Countless studies, including the EPA’s Revised Human Health Risk Assessment for Registration Review (2016), describe the threat of chlorpyrifos to healthy development of children. From these studies, we know that children experience greater exposure to chlorpyrifos and other pesticides because, relative to adults, they eat and drink more proportional to their body weight. A growing body of evidence shows that prenatal exposure to very low levels of chlorpyrifos can lead to lasting and possibly permanent neurological impairments, developmental delay, and attention deficit disorder. In the EPA’s revised human health risk assessment for chlorpyrifos in November 2016, the EPA confirmed that there are no acceptable uses for the pesticide and that all food uses exceed acceptable levels, with children ages 1 to 2 exposed to levels of chlorpyrifos that are 140 times what the EPA considers acceptable.

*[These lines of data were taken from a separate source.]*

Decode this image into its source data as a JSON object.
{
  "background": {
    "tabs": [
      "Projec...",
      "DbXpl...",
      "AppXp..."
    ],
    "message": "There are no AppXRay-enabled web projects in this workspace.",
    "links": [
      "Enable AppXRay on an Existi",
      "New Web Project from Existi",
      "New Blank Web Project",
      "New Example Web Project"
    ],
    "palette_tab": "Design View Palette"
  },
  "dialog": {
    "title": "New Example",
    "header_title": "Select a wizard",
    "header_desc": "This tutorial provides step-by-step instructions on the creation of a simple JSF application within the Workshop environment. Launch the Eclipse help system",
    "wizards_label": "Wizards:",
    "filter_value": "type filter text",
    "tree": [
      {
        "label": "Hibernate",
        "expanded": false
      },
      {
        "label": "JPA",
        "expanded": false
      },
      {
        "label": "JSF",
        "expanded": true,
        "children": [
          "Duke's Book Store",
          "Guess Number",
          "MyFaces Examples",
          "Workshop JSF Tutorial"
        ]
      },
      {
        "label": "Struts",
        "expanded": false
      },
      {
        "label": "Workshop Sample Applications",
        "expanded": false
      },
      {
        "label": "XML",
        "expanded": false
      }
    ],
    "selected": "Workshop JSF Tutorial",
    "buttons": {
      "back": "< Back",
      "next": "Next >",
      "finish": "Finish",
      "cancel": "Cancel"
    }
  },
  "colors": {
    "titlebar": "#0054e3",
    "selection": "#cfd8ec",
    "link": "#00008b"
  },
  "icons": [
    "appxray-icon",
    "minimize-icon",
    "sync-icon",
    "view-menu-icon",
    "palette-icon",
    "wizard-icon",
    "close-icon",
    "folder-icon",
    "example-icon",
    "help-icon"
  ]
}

Additionally, chlorpyrifos threatens agricultural workers who apply the pesticide. Farm workers are exposed to chlorpyrifos from mixing, handling, and applying the pesticide, as well as from entering fields where chlorpyrifos was recently sprayed. Chlorpyrifos is one of the pesticides most often linked to acute pesticide poisonings, and in many States that monitor pesticide poisonings, it is regularly identified among the 5 pesticides linked to the highest number of pesticide poisoning incidents. This is significant given widespread under-reporting of pesticide poisonings due to such factors as inadequate reporting systems, fear of retaliation from employers, and reluctance to seek medical treatment.
According to the EPA’s own data, all workers who mix and apply chlorpyrifos are exposed to unsafe levels of the pesticide even with maximum personal protective equipment and engineering controls. Field workers are currently allowed to re-enter fields within 1 to 5 days after chlorpyrifos is sprayed based on current restricted entry intervals on the registered chlorpyrifos labels but unsafe exposures continue on average 18 days after applications.
In 2015, leading scientific and medical experts, along with children’s health advocates, came together, under “Project TENDR: Targeting Environmental Neuro-Developmental Risks,” to issue a call to action to reduce widespread exposures to chemicals that interfere with fetal and children’s brain development. Based on the available and peer-reviewed scientific evidence, the TENDR authors identified prime examples of neuro-developmentally toxic chemicals “that can contribute to learning, behavioral, or intellectual impairment, as well as specific neurodevelopmental disorders such as ADHD or autism spectrum disorder,” and listed organophosphate pesticides, among them. In 2018, leading scientists involved with TENDR published an article in PLOS Medicine that found that prenatal exposure to organophosphate pesticides such as chlorpyrifos, even at low levels that were previously considered safe, are putting children at risk for cognitive and behavioral deficits and neurodevelopmental disorders. The scientists recommended phasing out chlorpyrifos.
The EPA’s decision to reject the petition to ban chlorpyrifos is deeply concerning. It simply makes no sense from a public health or legal perspective for EPA to continue to resist taking action that would protect children’s brains. If you fail to reverse this decision, more children, farmworkers and American families will be exposed to this pesticide and they will suffer as a result.